A “spooktacular” time was had by all at the TLT Faculty Showcase! A hearty thank you to the faculty who shared their innovative teaching strategies: Gustavo Urdaneta Velasquez, Mary Ann Hartshorn, Laura Penny, Sherry Wallace, and Lancie Affonso. Not only did we learn how to more effectively engage our students and manage our classes, we also played Plinko and enjoyed trick-or-treating!
For those who couldn’t attend, the following applications were discussed:

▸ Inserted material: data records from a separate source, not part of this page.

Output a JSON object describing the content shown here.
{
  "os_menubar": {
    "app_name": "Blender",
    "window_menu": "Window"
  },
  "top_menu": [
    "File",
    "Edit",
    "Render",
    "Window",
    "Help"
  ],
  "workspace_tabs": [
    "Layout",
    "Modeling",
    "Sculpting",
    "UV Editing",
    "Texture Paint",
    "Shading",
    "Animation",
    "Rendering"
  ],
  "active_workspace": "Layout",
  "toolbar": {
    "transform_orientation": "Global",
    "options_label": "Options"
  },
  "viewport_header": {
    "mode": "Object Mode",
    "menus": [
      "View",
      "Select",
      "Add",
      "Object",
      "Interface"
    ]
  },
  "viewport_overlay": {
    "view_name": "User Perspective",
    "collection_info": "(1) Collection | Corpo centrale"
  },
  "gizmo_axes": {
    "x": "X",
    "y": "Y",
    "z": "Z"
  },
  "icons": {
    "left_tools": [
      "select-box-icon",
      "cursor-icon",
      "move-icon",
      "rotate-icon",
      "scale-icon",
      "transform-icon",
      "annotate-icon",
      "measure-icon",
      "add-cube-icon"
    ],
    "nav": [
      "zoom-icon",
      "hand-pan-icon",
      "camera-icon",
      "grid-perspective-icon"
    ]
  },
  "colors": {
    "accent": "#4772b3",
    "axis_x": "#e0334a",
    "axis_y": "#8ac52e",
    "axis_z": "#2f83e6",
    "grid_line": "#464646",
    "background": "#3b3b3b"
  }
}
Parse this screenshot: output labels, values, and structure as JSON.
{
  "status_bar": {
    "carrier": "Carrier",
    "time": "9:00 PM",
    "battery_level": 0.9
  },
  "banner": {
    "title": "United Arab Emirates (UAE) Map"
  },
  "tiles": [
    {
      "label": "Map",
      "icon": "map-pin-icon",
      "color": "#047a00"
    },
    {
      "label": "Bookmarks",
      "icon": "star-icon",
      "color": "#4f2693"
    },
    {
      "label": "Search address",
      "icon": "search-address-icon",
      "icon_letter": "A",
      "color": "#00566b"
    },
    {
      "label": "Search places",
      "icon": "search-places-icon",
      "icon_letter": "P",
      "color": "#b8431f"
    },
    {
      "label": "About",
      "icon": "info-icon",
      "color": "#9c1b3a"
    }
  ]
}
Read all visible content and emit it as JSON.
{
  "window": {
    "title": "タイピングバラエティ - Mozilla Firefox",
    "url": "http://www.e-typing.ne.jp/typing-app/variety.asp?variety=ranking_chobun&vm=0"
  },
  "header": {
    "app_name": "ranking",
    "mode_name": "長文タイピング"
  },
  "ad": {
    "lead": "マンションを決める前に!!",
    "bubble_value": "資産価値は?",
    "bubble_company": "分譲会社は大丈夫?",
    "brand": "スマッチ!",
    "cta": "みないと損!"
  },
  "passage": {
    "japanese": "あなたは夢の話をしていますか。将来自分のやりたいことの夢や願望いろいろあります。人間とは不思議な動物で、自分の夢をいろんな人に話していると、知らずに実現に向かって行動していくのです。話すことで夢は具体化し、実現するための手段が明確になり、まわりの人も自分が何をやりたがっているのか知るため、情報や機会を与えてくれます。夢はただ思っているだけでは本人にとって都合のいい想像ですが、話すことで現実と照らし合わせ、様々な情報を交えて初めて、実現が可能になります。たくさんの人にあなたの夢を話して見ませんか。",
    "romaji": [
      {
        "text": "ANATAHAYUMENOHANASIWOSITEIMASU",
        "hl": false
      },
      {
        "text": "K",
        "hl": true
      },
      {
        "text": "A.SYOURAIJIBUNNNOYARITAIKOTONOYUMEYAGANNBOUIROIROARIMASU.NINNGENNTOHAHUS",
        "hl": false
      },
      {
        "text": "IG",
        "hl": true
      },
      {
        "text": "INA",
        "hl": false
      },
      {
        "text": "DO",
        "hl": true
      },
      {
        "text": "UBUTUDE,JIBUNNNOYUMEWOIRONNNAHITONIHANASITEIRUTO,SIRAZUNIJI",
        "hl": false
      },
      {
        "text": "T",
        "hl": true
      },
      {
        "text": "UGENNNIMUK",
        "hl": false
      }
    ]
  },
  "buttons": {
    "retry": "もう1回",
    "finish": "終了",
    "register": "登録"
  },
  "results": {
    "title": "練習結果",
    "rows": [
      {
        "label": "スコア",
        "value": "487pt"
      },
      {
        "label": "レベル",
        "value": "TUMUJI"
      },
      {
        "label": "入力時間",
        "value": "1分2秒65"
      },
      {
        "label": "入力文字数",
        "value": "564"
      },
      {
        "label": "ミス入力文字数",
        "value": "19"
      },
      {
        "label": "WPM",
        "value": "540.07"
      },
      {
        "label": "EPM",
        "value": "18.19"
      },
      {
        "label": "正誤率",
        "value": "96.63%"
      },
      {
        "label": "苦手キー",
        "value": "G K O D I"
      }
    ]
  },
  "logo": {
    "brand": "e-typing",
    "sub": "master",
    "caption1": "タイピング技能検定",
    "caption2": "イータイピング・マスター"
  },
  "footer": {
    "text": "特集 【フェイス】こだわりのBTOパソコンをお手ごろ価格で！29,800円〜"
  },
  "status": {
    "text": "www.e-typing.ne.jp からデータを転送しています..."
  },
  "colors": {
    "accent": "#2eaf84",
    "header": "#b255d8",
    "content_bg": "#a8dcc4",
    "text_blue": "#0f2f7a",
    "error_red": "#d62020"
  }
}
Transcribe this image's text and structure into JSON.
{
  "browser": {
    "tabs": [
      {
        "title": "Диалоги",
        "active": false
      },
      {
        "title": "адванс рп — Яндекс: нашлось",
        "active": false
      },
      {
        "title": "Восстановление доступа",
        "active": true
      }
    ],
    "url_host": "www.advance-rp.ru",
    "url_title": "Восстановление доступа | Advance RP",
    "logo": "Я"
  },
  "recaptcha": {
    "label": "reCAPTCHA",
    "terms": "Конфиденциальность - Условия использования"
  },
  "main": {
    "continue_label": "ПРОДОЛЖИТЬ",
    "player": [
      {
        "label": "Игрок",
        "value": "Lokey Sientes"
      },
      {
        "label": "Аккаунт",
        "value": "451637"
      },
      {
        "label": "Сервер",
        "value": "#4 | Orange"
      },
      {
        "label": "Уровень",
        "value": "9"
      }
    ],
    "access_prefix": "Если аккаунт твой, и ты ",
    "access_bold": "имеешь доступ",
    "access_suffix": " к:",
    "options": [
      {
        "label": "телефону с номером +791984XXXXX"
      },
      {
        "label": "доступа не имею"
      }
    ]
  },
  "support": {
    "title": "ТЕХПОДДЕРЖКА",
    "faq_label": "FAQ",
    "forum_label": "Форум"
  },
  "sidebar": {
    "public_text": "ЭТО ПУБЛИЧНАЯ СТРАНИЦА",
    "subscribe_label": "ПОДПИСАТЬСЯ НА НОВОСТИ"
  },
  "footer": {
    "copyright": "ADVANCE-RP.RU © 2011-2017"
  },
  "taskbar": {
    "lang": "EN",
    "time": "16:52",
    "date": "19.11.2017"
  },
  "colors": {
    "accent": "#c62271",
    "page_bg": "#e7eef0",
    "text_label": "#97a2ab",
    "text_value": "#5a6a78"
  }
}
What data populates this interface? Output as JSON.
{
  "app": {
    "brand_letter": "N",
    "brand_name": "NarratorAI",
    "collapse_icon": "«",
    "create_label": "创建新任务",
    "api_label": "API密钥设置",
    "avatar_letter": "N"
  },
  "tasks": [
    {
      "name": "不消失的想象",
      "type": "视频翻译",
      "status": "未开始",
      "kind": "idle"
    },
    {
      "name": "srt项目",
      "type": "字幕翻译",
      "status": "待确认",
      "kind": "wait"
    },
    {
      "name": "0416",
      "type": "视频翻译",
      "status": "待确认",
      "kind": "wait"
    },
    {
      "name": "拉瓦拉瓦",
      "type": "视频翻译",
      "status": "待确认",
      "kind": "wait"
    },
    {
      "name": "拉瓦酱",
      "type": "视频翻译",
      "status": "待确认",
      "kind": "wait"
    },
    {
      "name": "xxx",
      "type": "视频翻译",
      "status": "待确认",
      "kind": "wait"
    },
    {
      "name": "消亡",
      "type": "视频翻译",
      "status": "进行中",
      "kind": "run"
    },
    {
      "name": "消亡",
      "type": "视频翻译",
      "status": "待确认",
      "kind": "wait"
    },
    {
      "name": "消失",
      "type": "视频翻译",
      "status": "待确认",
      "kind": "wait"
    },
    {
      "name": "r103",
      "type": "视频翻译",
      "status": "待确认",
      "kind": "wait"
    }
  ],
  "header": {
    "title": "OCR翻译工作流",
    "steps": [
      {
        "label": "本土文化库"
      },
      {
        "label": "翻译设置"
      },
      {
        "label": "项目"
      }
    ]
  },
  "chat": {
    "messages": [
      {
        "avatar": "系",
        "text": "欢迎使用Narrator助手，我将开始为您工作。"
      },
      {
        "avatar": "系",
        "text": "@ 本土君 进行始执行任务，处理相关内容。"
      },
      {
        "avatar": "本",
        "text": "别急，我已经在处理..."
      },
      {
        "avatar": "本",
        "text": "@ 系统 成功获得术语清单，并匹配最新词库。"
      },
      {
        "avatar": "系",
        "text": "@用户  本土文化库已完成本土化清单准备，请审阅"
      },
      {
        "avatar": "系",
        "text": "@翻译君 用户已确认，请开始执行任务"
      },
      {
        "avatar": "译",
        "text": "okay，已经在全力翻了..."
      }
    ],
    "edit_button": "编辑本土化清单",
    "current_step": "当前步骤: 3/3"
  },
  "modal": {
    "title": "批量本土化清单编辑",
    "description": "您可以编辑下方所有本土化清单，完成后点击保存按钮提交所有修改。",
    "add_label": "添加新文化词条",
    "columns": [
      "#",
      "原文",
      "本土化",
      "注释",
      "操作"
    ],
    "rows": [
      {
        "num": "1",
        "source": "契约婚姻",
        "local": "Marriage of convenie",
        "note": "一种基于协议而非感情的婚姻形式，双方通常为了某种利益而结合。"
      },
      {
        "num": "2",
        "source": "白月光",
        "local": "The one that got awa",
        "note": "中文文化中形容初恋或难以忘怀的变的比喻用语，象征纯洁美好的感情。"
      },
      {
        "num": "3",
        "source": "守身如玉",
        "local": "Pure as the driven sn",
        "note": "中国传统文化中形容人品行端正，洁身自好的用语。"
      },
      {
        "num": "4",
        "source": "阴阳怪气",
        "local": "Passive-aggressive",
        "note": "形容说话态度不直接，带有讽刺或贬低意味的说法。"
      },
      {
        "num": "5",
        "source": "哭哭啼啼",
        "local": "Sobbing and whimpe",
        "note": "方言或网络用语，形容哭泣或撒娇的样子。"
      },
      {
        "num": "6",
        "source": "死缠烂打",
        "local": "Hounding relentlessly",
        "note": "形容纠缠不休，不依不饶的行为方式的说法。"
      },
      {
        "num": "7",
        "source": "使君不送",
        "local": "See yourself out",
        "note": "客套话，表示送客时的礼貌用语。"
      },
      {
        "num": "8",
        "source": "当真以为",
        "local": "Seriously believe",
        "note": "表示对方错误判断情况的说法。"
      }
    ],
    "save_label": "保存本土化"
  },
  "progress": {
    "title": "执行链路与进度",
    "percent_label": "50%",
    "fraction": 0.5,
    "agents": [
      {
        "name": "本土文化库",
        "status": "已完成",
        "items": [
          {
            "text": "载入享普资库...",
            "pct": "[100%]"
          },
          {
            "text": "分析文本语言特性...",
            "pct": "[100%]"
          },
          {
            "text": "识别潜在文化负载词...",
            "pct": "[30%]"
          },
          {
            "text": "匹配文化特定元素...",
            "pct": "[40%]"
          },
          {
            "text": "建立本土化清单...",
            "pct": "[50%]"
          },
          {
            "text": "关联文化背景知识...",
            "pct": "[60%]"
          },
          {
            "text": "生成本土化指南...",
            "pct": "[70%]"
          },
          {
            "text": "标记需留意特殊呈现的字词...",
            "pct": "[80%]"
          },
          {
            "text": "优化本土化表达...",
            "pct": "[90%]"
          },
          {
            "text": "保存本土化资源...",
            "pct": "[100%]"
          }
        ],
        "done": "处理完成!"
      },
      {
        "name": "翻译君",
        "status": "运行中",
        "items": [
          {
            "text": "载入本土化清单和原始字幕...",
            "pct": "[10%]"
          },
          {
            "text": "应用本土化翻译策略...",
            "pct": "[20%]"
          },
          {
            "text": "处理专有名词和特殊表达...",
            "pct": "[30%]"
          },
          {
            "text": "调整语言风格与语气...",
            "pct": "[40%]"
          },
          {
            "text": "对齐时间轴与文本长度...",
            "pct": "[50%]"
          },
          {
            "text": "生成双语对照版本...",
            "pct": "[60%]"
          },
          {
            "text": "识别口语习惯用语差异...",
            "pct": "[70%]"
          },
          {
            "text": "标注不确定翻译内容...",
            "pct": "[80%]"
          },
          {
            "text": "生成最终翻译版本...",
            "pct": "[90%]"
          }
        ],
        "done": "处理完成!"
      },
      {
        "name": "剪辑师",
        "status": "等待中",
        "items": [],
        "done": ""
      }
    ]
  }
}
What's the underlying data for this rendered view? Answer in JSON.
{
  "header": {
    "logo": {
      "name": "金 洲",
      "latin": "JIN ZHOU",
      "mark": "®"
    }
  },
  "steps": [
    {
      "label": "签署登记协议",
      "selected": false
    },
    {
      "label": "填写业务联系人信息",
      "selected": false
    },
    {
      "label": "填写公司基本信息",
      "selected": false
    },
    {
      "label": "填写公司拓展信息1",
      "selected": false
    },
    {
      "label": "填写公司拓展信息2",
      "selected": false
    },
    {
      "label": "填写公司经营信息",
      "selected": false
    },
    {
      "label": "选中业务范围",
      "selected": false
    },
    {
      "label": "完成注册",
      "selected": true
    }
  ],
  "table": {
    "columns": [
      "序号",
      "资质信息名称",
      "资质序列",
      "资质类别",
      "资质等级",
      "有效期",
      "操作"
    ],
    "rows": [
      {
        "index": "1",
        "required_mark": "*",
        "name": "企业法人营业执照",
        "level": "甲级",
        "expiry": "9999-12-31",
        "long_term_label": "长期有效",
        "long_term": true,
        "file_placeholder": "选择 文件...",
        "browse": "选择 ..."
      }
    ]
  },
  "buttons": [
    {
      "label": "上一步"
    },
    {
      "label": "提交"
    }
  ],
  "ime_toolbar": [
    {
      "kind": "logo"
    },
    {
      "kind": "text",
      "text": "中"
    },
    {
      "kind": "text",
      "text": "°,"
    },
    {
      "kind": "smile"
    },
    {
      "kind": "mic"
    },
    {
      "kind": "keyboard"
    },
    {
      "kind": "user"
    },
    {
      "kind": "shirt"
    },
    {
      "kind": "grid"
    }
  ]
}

Google Docs (Free; Web, iOS, Android) is a cloud-based word processor that allows users to create and share work from any device that connects to the Internet. Users can work on the same document both synchronously and asynchronously, making it ideal for collaborative projects. Mary Ann Hartshorn’s students use Google Docs to crowd-source references for research papers. The students each contribute to the annotated bibliography then collectively edit the document for proper APA formatting.
To establish community and encourage communication, Mary Ann asks her students compose a “Where I’m From” poem at the beginning of the semester, which they share in the OAKS Discussion boards. In addition, throughout the semester, students take turns as discussion leaders charged with facilitating the boards. Mary Ann has found this continuous interaction throughout the semester encourages students to complete the assigned readings, engage in peer teaching, and establish relationships with one another.
What student wouldn’t love to play games in class? Kahoot (Free; Web) is a student response system founded on game-based digital pedagogy. Gustavo Urdaneta Velasquez tests his students’ understanding of Spanish vocabulary and grammar by creating quizzes that incorporate text, images, and video. Using any device with a Web browser, students play against each other hoping to top the leader board. Gustavo is able to see how well his students understand course content and use the students’ answers to provide “just in time” feedback.
Lancie Affonso starts his “flipped” classes by checking his students’ pulse. LinkedIn Pulse (Free; Web, iOS, Android) is an RSS aggregator that exposes students to industry-specific resources and professional networking. Students get up-to-the-minute news from industry professionals, business publications, and news media, which inspire lively class discussions.
If you’ve ever wished you could scribble all over PDFs or Powerpoint slides while lecturing, Laura Penny has found the app for you. Goodnotes ($5.99; iOS) is a note-taking, annotation, and digital whiteboard app. Using the external display feature, Laura projects her iPad screen to the class and annotates while she lectures. She can then export those annotated slides and share them with her students.
Socrative (Free; Web, iOS, Android) is a student response system that helps instructors assess student understanding through quizzes, polls, and games — no clickers or subscriptions required! Sherry Wallace uses Socrative in her art history classes to evaluate students’ knowledge based on their exploration of websites such as the Louvre and Metropolitan Museum of Modern Art. Socrative captures students’ responses in real-time, which encourages discussion and allows Sherry to clarify confusion.
Looking for a way to deliver content while encouraging discussion, especially in an online class? Instructional Technologist, Chris Meshanko, shared the perfect tool to accomplish these goals — Voicethread (Free; Web, iOS, Android) is a cloud-based application that allows users to upload, share, and discuss documents, presentations, images, audio files and videos. Chris has devised twelve fantastic ways to integrate Voicethread into your classes including icebreaker introductions at the beginning of the semester, guest lectures, syllabus question & answer, peer evaluation, and a variety of formative assessments. Making Voicethread even better are the College’s site license and its integration with OAKS.
If any of these tools sound promising to you, contact your Instructional Technologist to learn more.
We hope you’ll join us for the November Faculty Showcase on 11/20/14 from 11:00-12:00 in Tate Center 202.